All About: TV Product Placement

Jagadeesh Krishnamurthy looks at the trend that has caught on

Mar 10, 2011 04:50:00 PM | Article | Jagadeesh Krishnamurthy

Product placement or embedded marketing is a form of advertisement, where branded goods or services are placed in movies, the story line of television shows, or news programs. Though product placement has been a common instance since the 1980s in evolved markets like the US, Indian television viewers started seeing products as part of the programming content much later, probably starting from the early 2000s.

1. Networks usually charge a significant premium above regular advertising rates for product placements in shows. Yash Khanna, president, CMCG India, pointed out that currently there have been a lot of consumer products which are using this space, especially in reality shows. The spots on offer include passive product shots, where there is no interaction with the brand, an active placement, where there is limited interaction or activity around the brand or a hyperactive placement, where there is an aggressive usage of the product in the show. Reality shows like Bigg Boss, Perfect Bride, Indian Idol, Sach Ka Samna, Rakhi Ka Swayamvar and Pati Patni Aur Woh all had their share of placements.

At present, product placements during shows include branded coffee mugs and/or laptops to branding the premises. Marketers have started integrating products with the storylines as well. In the instance of Bigg Boss 3, title sponsor of the show Vodafone placed the logo inside the pool or the store room in the Bigg Boss house, a form of passive integration.

2. UK, which was probably one of the only markets in the world with a ban on television product placements, has also toed the line with its independent communications regulator Ofcom lifting the ban temporarily from March 1.

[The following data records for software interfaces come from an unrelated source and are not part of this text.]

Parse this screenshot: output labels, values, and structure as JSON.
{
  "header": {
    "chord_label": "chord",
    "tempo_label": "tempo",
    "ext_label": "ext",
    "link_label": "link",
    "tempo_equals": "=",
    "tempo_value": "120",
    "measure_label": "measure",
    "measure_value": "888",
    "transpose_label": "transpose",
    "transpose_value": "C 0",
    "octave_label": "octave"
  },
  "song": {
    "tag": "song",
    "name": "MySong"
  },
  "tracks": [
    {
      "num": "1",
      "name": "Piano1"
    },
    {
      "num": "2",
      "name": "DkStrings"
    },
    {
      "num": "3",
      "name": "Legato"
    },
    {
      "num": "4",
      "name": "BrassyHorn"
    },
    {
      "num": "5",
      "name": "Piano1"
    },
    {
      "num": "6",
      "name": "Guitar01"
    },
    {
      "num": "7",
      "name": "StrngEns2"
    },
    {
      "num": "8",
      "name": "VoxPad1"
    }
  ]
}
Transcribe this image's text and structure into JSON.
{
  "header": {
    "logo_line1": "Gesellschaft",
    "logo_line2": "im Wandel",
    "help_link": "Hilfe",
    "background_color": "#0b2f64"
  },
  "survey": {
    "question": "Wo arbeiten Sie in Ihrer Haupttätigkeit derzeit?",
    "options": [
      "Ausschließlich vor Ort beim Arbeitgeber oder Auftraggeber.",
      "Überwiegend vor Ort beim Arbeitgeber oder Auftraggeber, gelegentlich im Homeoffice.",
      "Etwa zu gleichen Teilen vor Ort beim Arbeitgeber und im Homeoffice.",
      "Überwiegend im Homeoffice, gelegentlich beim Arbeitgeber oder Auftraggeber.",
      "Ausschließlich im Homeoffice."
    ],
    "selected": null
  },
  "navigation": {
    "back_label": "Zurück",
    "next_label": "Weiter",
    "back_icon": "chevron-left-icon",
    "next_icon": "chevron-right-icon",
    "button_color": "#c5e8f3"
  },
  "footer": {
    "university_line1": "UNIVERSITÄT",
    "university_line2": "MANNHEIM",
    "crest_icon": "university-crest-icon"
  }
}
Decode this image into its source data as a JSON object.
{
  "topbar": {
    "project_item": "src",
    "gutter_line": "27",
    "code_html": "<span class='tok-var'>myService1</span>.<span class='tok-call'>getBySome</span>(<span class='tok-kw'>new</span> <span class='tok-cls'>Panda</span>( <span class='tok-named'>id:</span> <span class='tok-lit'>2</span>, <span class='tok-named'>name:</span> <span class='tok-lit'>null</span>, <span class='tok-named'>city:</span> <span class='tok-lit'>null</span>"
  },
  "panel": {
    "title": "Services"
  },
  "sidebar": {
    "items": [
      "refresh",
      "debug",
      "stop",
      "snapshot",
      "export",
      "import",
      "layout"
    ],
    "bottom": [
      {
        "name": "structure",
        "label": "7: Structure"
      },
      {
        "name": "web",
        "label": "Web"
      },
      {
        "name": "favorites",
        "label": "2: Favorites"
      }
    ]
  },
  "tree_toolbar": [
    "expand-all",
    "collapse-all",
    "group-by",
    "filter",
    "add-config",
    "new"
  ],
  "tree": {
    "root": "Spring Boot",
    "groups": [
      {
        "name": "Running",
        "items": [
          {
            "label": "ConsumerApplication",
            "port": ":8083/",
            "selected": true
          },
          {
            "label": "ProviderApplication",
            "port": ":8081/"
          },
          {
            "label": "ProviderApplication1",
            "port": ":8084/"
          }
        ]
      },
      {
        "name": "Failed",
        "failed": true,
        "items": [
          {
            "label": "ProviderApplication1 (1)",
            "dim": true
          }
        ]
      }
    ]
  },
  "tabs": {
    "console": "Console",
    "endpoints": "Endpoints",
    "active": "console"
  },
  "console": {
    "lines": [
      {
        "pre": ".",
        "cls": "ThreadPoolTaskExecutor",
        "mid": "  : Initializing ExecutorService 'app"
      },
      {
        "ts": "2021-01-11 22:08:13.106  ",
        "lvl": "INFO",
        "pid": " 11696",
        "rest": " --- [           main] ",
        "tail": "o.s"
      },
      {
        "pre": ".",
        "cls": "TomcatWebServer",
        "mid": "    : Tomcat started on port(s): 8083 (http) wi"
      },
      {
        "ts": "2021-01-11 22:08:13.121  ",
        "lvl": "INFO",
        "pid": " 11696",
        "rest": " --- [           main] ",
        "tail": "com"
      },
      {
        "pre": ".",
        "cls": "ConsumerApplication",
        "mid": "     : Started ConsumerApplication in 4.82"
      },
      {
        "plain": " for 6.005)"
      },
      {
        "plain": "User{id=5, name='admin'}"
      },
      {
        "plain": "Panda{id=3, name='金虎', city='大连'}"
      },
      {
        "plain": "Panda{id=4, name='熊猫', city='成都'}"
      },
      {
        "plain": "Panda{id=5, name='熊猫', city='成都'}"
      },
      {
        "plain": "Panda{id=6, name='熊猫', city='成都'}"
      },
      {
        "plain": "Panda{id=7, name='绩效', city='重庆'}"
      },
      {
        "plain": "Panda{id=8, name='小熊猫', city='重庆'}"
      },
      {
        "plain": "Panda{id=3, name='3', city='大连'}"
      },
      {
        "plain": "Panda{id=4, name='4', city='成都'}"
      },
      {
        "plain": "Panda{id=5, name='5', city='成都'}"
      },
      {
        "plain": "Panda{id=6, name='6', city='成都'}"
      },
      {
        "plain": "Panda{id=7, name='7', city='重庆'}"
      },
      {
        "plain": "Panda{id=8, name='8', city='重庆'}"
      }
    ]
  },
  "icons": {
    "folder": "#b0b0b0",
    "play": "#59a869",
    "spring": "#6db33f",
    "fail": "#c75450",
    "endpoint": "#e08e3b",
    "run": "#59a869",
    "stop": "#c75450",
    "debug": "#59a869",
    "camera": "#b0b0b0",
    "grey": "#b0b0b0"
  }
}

It is still not a free market as compared to other countries, including India, where there are no specific regulations governing the space.

With respect to regulations, UK Viewers will be prompted by a ‘P’ logo to inform them that what they’re seeing has product placements. The rules also state that the featured product should have relevance to the shows that they are appearing in. Advertisements for gambling, alcohol, junk food, medicine, and baby milk are still prohibited. Also, the product placements are not allowed on children’s shows, news, current affairs, and religious shows.

3. Pointing out that at present there are no specific regulations for product placement with respect to Indian television programmes, Khanna added, “I understand that the Ministry of Information and Broadcasting is working on a content regulation and guidelines surrounding product placements could be a part of it.”

Mona Jain, chief operating officer, Vivaki Exchange, feels that any kind of regulations in place are strictly channel specific and purely for commercial reasons. “We can have product placements if the channel is alright with it, while some marketers also take the route of placing products through production houses. However, most often the channels want to go through them since they don’t want to miss an opportunity to make more money out of it,” she elaborated. Jain also noted that some of the international production houses operating in India, like BBC for Jhalak Dikhhla Jaa, wherein they do have restriction on how a brand will be shown.

4. On the evolution of the television product placement space in India, she informed that these days, channels have dedicated teams to think of solutions. “As a marketer, you can just brief the channel on your brand’s requirements and they get back to you with tailor-made solutions. There are lots of instances for products like Tetra Pak, Maggi, Kit Kat, where the placement has been seamless and doesn’t look like a commercial placement.”

“Moreover, I feel that Indian markets are far more innovative and flexible as compared to the international markets where they are more stringent about their solutions. If we are talking about how international broadcasters are making more money there, then it is a different story,” she added.

What it means for…


  • Increased advertising revenues
  • More advertising spots on offer


  • Longer visibility for the brand
  • Higher chances of viewership and brand recall